*Items from an interface collection*:
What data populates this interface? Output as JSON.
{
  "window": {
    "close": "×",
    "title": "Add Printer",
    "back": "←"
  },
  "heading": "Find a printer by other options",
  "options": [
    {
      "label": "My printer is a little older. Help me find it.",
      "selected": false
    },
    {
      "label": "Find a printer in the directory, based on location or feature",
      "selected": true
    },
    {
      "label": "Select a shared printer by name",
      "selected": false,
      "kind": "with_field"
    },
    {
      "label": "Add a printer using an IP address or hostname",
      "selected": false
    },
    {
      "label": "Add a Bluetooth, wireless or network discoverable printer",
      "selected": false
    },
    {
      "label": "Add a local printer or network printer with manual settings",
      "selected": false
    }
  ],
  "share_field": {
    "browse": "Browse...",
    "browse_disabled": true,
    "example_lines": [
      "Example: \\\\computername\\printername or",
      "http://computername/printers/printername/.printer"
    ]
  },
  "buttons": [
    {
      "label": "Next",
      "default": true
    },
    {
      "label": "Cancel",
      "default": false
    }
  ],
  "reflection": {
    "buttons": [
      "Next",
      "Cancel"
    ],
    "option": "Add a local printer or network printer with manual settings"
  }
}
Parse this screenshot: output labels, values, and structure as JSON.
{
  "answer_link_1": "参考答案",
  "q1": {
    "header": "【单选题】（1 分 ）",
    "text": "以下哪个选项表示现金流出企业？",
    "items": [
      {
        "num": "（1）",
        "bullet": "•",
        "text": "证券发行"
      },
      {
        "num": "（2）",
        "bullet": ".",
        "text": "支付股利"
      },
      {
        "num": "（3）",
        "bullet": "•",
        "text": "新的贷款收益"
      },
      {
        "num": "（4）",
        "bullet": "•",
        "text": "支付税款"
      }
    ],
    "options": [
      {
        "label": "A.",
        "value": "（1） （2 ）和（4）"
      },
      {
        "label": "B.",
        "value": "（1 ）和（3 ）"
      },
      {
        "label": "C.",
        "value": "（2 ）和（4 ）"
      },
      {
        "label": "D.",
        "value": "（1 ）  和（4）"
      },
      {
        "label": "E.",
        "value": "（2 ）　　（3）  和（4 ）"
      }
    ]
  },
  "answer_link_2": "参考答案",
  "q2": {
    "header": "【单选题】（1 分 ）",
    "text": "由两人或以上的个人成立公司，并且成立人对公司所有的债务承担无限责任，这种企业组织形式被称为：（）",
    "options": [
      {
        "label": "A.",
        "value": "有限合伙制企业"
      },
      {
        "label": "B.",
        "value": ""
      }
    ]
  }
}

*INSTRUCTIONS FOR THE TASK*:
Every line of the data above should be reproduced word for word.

*SOLUTION FOR THIS EXERCISE*:
What data populates this interface? Output as JSON.
{
  "window": {
    "close": "×",
    "title": "Add Printer",
    "back": "←"
  },
  "heading": "Find a printer by other options",
  "options": [
    {
      "label": "My printer is a little older. Help me find it.",
      "selected": false
    },
    {
      "label": "Find a printer in the directory, based on location or feature",
      "selected": true
    },
    {
      "label": "Select a shared printer by name",
      "selected": false,
      "kind": "with_field"
    },
    {
      "label": "Add a printer using an IP address or hostname",
      "selected": false
    },
    {
      "label": "Add a Bluetooth, wireless or network discoverable printer",
      "selected": false
    },
    {
      "label": "Add a local printer or network printer with manual settings",
      "selected": false
    }
  ],
  "share_field": {
    "browse": "Browse...",
    "browse_disabled": true,
    "example_lines": [
      "Example: \\\\computername\\printername or",
      "http://computername/printers/printername/.printer"
    ]
  },
  "buttons": [
    {
      "label": "Next",
      "default": true
    },
    {
      "label": "Cancel",
      "default": false
    }
  ],
  "reflection": {
    "buttons": [
      "Next",
      "Cancel"
    ],
    "option": "Add a local printer or network printer with manual settings"
  }
}
Parse this screenshot: output labels, values, and structure as JSON.
{
  "answer_link_1": "参考答案",
  "q1": {
    "header": "【单选题】（1 分 ）",
    "text": "以下哪个选项表示现金流出企业？",
    "items": [
      {
        "num": "（1）",
        "bullet": "•",
        "text": "证券发行"
      },
      {
        "num": "（2）",
        "bullet": ".",
        "text": "支付股利"
      },
      {
        "num": "（3）",
        "bullet": "•",
        "text": "新的贷款收益"
      },
      {
        "num": "（4）",
        "bullet": "•",
        "text": "支付税款"
      }
    ],
    "options": [
      {
        "label": "A.",
        "value": "（1） （2 ）和（4）"
      },
      {
        "label": "B.",
        "value": "（1 ）和（3 ）"
      },
      {
        "label": "C.",
        "value": "（2 ）和（4 ）"
      },
      {
        "label": "D.",
        "value": "（1 ）  和（4）"
      },
      {
        "label": "E.",
        "value": "（2 ）　　（3）  和（4 ）"
      }
    ]
  },
  "answer_link_2": "参考答案",
  "q2": {
    "header": "【单选题】（1 分 ）",
    "text": "由两人或以上的个人成立公司，并且成立人对公司所有的债务承担无限责任，这种企业组织形式被称为：（）",
    "options": [
      {
        "label": "A.",
        "value": "有限合伙制企业"
      },
      {
        "label": "B.",
        "value": ""
      }
    ]
  }
}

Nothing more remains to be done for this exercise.